-------- Dataset content
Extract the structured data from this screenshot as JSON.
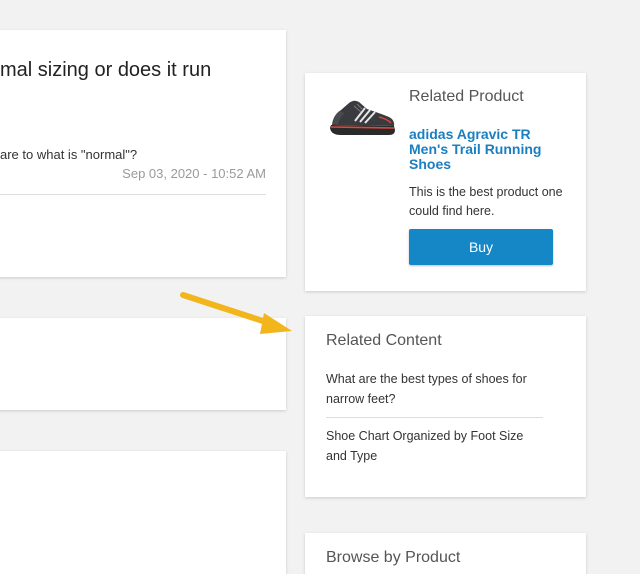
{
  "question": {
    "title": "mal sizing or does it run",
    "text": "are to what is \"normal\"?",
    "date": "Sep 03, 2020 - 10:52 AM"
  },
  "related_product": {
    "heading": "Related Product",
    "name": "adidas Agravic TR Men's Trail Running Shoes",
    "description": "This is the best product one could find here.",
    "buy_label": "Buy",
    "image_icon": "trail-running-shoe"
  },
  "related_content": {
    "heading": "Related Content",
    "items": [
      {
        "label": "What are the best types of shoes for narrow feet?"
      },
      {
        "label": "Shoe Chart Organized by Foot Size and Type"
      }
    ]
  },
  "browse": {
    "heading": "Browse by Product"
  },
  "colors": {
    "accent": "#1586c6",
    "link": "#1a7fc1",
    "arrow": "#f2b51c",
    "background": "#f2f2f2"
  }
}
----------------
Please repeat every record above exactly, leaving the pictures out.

Extract the structured data from this screenshot as JSON.
{
  "question": {
    "title": "mal sizing or does it run",
    "text": "are to what is \"normal\"?",
    "date": "Sep 03, 2020 - 10:52 AM"
  },
  "related_product": {
    "heading": "Related Product",
    "name": "adidas Agravic TR Men's Trail Running Shoes",
    "description": "This is the best product one could find here.",
    "buy_label": "Buy",
    "image_icon": "trail-running-shoe"
  },
  "related_content": {
    "heading": "Related Content",
    "items": [
      {
        "label": "What are the best types of shoes for narrow feet?"
      },
      {
        "label": "Shoe Chart Organized by Foot Size and Type"
      }
    ]
  },
  "browse": {
    "heading": "Browse by Product"
  },
  "colors": {
    "accent": "#1586c6",
    "link": "#1a7fc1",
    "arrow": "#f2b51c",
    "background": "#f2f2f2"
  }
}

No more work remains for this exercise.